> _Data excerpts_
BEGIN
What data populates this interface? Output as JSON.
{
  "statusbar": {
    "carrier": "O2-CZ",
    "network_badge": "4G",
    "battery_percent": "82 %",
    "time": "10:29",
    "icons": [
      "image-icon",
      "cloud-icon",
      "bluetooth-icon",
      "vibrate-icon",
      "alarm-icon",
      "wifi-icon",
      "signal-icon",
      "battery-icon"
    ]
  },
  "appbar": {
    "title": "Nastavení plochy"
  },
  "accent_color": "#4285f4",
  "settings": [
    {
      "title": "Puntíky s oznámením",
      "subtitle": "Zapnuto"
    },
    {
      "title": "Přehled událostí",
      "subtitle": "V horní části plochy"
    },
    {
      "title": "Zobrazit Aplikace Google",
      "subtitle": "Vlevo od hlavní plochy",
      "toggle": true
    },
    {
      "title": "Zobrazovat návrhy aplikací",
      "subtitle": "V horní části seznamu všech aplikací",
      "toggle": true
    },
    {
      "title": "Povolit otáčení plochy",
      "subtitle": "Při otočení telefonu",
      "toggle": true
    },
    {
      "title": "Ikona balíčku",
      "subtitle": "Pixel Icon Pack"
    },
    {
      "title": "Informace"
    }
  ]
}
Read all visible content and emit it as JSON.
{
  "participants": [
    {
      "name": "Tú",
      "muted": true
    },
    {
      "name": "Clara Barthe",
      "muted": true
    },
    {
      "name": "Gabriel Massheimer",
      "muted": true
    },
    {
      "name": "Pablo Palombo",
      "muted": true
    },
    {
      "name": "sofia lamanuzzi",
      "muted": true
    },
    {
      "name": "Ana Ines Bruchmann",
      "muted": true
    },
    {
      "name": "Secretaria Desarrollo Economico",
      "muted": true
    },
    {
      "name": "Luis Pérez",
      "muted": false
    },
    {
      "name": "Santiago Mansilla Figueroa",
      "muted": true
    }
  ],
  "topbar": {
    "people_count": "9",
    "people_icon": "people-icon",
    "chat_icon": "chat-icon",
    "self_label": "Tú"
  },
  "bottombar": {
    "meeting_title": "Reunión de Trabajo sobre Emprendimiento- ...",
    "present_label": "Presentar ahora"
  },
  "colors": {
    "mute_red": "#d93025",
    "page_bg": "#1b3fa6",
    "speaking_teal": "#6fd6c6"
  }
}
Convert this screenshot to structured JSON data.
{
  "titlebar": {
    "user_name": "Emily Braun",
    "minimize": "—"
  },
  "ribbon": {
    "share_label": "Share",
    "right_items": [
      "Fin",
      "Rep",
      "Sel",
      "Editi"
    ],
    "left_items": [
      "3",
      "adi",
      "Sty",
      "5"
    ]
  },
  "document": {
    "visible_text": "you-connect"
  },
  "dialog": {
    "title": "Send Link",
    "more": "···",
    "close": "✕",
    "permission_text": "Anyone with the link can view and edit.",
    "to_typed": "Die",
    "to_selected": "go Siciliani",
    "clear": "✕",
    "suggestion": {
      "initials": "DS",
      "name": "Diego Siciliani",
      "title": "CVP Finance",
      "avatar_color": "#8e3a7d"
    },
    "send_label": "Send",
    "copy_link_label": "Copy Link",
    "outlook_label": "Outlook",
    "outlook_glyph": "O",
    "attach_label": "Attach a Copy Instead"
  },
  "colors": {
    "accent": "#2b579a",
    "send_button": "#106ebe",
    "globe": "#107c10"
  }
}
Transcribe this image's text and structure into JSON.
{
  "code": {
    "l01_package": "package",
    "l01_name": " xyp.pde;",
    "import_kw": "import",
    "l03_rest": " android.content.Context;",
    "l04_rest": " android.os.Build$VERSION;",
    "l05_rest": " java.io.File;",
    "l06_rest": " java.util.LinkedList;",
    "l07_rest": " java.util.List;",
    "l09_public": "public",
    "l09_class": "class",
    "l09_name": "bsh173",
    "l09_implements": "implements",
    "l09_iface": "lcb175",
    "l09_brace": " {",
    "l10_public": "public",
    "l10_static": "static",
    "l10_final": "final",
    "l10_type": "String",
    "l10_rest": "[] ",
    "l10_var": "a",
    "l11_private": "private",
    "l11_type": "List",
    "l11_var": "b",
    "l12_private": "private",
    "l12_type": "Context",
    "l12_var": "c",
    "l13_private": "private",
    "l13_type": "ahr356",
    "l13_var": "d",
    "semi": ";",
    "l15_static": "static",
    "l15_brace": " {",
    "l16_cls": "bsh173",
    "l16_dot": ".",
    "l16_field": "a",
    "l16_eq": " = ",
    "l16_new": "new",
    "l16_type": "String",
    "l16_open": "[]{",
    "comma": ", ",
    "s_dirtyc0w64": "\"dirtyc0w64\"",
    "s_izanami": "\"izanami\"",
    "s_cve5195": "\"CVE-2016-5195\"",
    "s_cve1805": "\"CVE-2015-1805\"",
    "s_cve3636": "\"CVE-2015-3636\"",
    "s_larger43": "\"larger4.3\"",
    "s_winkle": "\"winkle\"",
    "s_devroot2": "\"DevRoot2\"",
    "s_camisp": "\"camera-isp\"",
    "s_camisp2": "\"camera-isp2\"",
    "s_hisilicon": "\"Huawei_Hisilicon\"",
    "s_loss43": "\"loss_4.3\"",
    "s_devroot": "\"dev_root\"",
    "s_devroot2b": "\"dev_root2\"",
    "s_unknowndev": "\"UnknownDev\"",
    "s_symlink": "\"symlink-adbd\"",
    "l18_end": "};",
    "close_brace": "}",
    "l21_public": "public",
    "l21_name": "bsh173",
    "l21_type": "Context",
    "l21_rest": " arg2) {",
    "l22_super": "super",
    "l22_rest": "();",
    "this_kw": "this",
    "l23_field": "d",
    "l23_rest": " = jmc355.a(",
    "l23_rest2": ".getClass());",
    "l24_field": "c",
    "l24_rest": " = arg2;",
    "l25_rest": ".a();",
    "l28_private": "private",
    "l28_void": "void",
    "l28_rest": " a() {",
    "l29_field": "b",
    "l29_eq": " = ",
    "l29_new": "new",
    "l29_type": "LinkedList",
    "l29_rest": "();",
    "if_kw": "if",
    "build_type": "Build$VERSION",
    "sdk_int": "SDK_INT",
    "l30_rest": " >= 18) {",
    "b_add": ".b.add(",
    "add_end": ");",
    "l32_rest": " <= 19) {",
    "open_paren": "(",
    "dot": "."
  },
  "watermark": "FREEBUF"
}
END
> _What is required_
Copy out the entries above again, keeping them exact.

> _Output for this task_
What data populates this interface? Output as JSON.
{
  "statusbar": {
    "carrier": "O2-CZ",
    "network_badge": "4G",
    "battery_percent": "82 %",
    "time": "10:29",
    "icons": [
      "image-icon",
      "cloud-icon",
      "bluetooth-icon",
      "vibrate-icon",
      "alarm-icon",
      "wifi-icon",
      "signal-icon",
      "battery-icon"
    ]
  },
  "appbar": {
    "title": "Nastavení plochy"
  },
  "accent_color": "#4285f4",
  "settings": [
    {
      "title": "Puntíky s oznámením",
      "subtitle": "Zapnuto"
    },
    {
      "title": "Přehled událostí",
      "subtitle": "V horní části plochy"
    },
    {
      "title": "Zobrazit Aplikace Google",
      "subtitle": "Vlevo od hlavní plochy",
      "toggle": true
    },
    {
      "title": "Zobrazovat návrhy aplikací",
      "subtitle": "V horní části seznamu všech aplikací",
      "toggle": true
    },
    {
      "title": "Povolit otáčení plochy",
      "subtitle": "Při otočení telefonu",
      "toggle": true
    },
    {
      "title": "Ikona balíčku",
      "subtitle": "Pixel Icon Pack"
    },
    {
      "title": "Informace"
    }
  ]
}
Read all visible content and emit it as JSON.
{
  "participants": [
    {
      "name": "Tú",
      "muted": true
    },
    {
      "name": "Clara Barthe",
      "muted": true
    },
    {
      "name": "Gabriel Massheimer",
      "muted": true
    },
    {
      "name": "Pablo Palombo",
      "muted": true
    },
    {
      "name": "sofia lamanuzzi",
      "muted": true
    },
    {
      "name": "Ana Ines Bruchmann",
      "muted": true
    },
    {
      "name": "Secretaria Desarrollo Economico",
      "muted": true
    },
    {
      "name": "Luis Pérez",
      "muted": false
    },
    {
      "name": "Santiago Mansilla Figueroa",
      "muted": true
    }
  ],
  "topbar": {
    "people_count": "9",
    "people_icon": "people-icon",
    "chat_icon": "chat-icon",
    "self_label": "Tú"
  },
  "bottombar": {
    "meeting_title": "Reunión de Trabajo sobre Emprendimiento- ...",
    "present_label": "Presentar ahora"
  },
  "colors": {
    "mute_red": "#d93025",
    "page_bg": "#1b3fa6",
    "speaking_teal": "#6fd6c6"
  }
}
Convert this screenshot to structured JSON data.
{
  "titlebar": {
    "user_name": "Emily Braun",
    "minimize": "—"
  },
  "ribbon": {
    "share_label": "Share",
    "right_items": [
      "Fin",
      "Rep",
      "Sel",
      "Editi"
    ],
    "left_items": [
      "3",
      "adi",
      "Sty",
      "5"
    ]
  },
  "document": {
    "visible_text": "you-connect"
  },
  "dialog": {
    "title": "Send Link",
    "more": "···",
    "close": "✕",
    "permission_text": "Anyone with the link can view and edit.",
    "to_typed": "Die",
    "to_selected": "go Siciliani",
    "clear": "✕",
    "suggestion": {
      "initials": "DS",
      "name": "Diego Siciliani",
      "title": "CVP Finance",
      "avatar_color": "#8e3a7d"
    },
    "send_label": "Send",
    "copy_link_label": "Copy Link",
    "outlook_label": "Outlook",
    "outlook_glyph": "O",
    "attach_label": "Attach a Copy Instead"
  },
  "colors": {
    "accent": "#2b579a",
    "send_button": "#106ebe",
    "globe": "#107c10"
  }
}
Transcribe this image's text and structure into JSON.
{
  "code": {
    "l01_package": "package",
    "l01_name": " xyp.pde;",
    "import_kw": "import",
    "l03_rest": " android.content.Context;",
    "l04_rest": " android.os.Build$VERSION;",
    "l05_rest": " java.io.File;",
    "l06_rest": " java.util.LinkedList;",
    "l07_rest": " java.util.List;",
    "l09_public": "public",
    "l09_class": "class",
    "l09_name": "bsh173",
    "l09_implements": "implements",
    "l09_iface": "lcb175",
    "l09_brace": " {",
    "l10_public": "public",
    "l10_static": "static",
    "l10_final": "final",
    "l10_type": "String",
    "l10_rest": "[] ",
    "l10_var": "a",
    "l11_private": "private",
    "l11_type": "List",
    "l11_var": "b",
    "l12_private": "private",
    "l12_type": "Context",
    "l12_var": "c",
    "l13_private": "private",
    "l13_type": "ahr356",
    "l13_var": "d",
    "semi": ";",
    "l15_static": "static",
    "l15_brace": " {",
    "l16_cls": "bsh173",
    "l16_dot": ".",
    "l16_field": "a",
    "l16_eq": " = ",
    "l16_new": "new",
    "l16_type": "String",
    "l16_open": "[]{",
    "comma": ", ",
    "s_dirtyc0w64": "\"dirtyc0w64\"",
    "s_izanami": "\"izanami\"",
    "s_cve5195": "\"CVE-2016-5195\"",
    "s_cve1805": "\"CVE-2015-1805\"",
    "s_cve3636": "\"CVE-2015-3636\"",
    "s_larger43": "\"larger4.3\"",
    "s_winkle": "\"winkle\"",
    "s_devroot2": "\"DevRoot2\"",
    "s_camisp": "\"camera-isp\"",
    "s_camisp2": "\"camera-isp2\"",
    "s_hisilicon": "\"Huawei_Hisilicon\"",
    "s_loss43": "\"loss_4.3\"",
    "s_devroot": "\"dev_root\"",
    "s_devroot2b": "\"dev_root2\"",
    "s_unknowndev": "\"UnknownDev\"",
    "s_symlink": "\"symlink-adbd\"",
    "l18_end": "};",
    "close_brace": "}",
    "l21_public": "public",
    "l21_name": "bsh173",
    "l21_type": "Context",
    "l21_rest": " arg2) {",
    "l22_super": "super",
    "l22_rest": "();",
    "this_kw": "this",
    "l23_field": "d",
    "l23_rest": " = jmc355.a(",
    "l23_rest2": ".getClass());",
    "l24_field": "c",
    "l24_rest": " = arg2;",
    "l25_rest": ".a();",
    "l28_private": "private",
    "l28_void": "void",
    "l28_rest": " a() {",
    "l29_field": "b",
    "l29_eq": " = ",
    "l29_new": "new",
    "l29_type": "LinkedList",
    "l29_rest": "();",
    "if_kw": "if",
    "build_type": "Build$VERSION",
    "sdk_int": "SDK_INT",
    "l30_rest": " >= 18) {",
    "b_add": ".b.add(",
    "add_end": ");",
    "l32_rest": " <= 19) {",
    "open_paren": "(",
    "dot": "."
  },
  "watermark": "FREEBUF"
}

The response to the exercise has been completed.